During my wet-eared years in the dairy industry (early/mid 1970s), on long rides heading home to Syracuse, from night-time dairy meetings in upstate New York with my old boss at Eastern Milk Producers – John C. York – he’d vent his frustrations at what he called the “Cornell/Dairymen’s League/Agway/Farm Bureau Conspiracy.” Those organizations, York alleged, were controlling the New York State dairy industry – to the detriment of dairy farmers and competing organizations. York was right. Well, here we are, nearly 50 years later. The New York State dairy industry is in a terrible crisis — particularly for small and medium-sized farms, the likes of which built rural New York’s economy. Among York’s alleged conspirators, the Dairymen’s League (founded by my great-grandfather) ultimately morphed, through merger, into Dairy Farmers of America. Agway – the Northeast’s then predominant farm supply cooperative – went bankrupt around 2005 (but senior management was well taken care of). Cornell University remains Cornell University – championing mega-dairies, biotechnology, etc. NY Farm Bureau remains seemingly content to whistle “Dixie” as the state’s dairy economy goes to Hades. If old John York were alive today, he’d include the Farm Credit System among New York’s dairy conspirators – particularly with the antics happening in the area served by the Watertown, NY office. In New York State, Farm Credit continues doling out loans to mega-dairies for expansions … while denying and/or cutting off credit to some lesser-sized dairy farmers. Funny thing … how funding is unavailable for some lesser-sized farms that just happen to be located next to (or near) Farm Credit financed, mega-dairies that covet their neighbors’ farmland (so the mega-dairies can add acres so they may milk more cows). In New York State, mega-dairy operators can add cows and acres at will, turning to the Empire State Development for million dollar grants (not loans, but grants) to help bankroll these expansions. Past and present, some farmers sitting on Farm Credit boards seem to have the inside track on grabbing neighboring farms when those farms become available. Basically, what New York’s dairy industry has devolved to is an insiders’ game for Cornell-educated, mega-dairy operators and their college-buddy insiders in finance and government. Many new dairy Limited Liability Corporations set up seem to qualify for new state grants … while small and medium producers lose their milk markets.

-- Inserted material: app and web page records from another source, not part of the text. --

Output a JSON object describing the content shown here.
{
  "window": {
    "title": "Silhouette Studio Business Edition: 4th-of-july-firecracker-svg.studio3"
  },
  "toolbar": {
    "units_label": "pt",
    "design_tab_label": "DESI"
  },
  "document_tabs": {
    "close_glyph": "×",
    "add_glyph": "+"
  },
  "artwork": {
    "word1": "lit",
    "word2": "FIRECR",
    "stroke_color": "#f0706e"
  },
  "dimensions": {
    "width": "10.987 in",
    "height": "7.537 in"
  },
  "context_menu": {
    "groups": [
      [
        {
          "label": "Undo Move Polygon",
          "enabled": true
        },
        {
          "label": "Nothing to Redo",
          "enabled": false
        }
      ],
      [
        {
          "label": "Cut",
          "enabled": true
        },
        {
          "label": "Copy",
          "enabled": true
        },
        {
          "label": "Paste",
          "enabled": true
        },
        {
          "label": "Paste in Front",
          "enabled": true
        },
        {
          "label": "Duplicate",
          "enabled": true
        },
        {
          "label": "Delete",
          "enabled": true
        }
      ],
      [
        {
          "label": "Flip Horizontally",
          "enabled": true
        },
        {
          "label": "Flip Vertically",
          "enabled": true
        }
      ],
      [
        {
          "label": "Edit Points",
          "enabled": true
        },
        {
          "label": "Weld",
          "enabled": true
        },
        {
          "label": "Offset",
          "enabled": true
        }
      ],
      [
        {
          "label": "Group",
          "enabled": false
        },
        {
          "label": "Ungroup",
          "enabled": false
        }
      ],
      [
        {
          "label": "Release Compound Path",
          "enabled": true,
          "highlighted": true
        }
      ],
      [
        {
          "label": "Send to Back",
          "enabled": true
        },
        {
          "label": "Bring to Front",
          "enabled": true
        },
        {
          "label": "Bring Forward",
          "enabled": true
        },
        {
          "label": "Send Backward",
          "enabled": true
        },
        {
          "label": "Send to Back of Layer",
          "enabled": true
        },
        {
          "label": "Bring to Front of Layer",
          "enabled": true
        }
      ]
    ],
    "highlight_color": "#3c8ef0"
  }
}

DFA deducts bleeding NY producers’ incomes … State and federal antitrust officials have snoozed as DFA has devastated competing marketers of farm milk in New York. First, DFA (and its subsidiary, Dairy Marketing Services, LLC – DMS) locked in control over a high percentage of access to fluid milk plants in the Northeast. Subsequently, “independent” dairy farmers were forced to sell their milk through DMS, and later, forced to join DFA or find other (nonexistent) markets. DFA settled one Northeast antitrust lawsuit for $50 million – peanuts on the dollar for the marketing costs that DFA extracted from Northeast producers, both members and non-members. Class members of the DFA Northeast antitrust settlement are waiting and waiting and waiting for their meager settlement checks (to average about $4,000 each).
“Or else” – DFA’s procurement tool … Post-settlement, DFA’s anti-competitive ravages have worsened. DFA’s recruitment strategy is based on the “Or Else” threat, including: •Dictating that some affiliated, smaller marketing co-ops in late 2016 that their directors had to agree to any marketing assessments dictated by DFA/DMS … or else lose their markets. •Notifying about 900 “independent” producers in the Northeast in early 2017 that they had to either join DFA later that year … or else lose their markets. • Dictating that several smaller co-ops marketing their milk in affiliation with DMS/DFA (such as the South New Berlin Co-op) had to disband and have the members join DFA … or else lose their markets. Get the picture???
…… to read the rest of this article contact the Milkweed for a PDF……..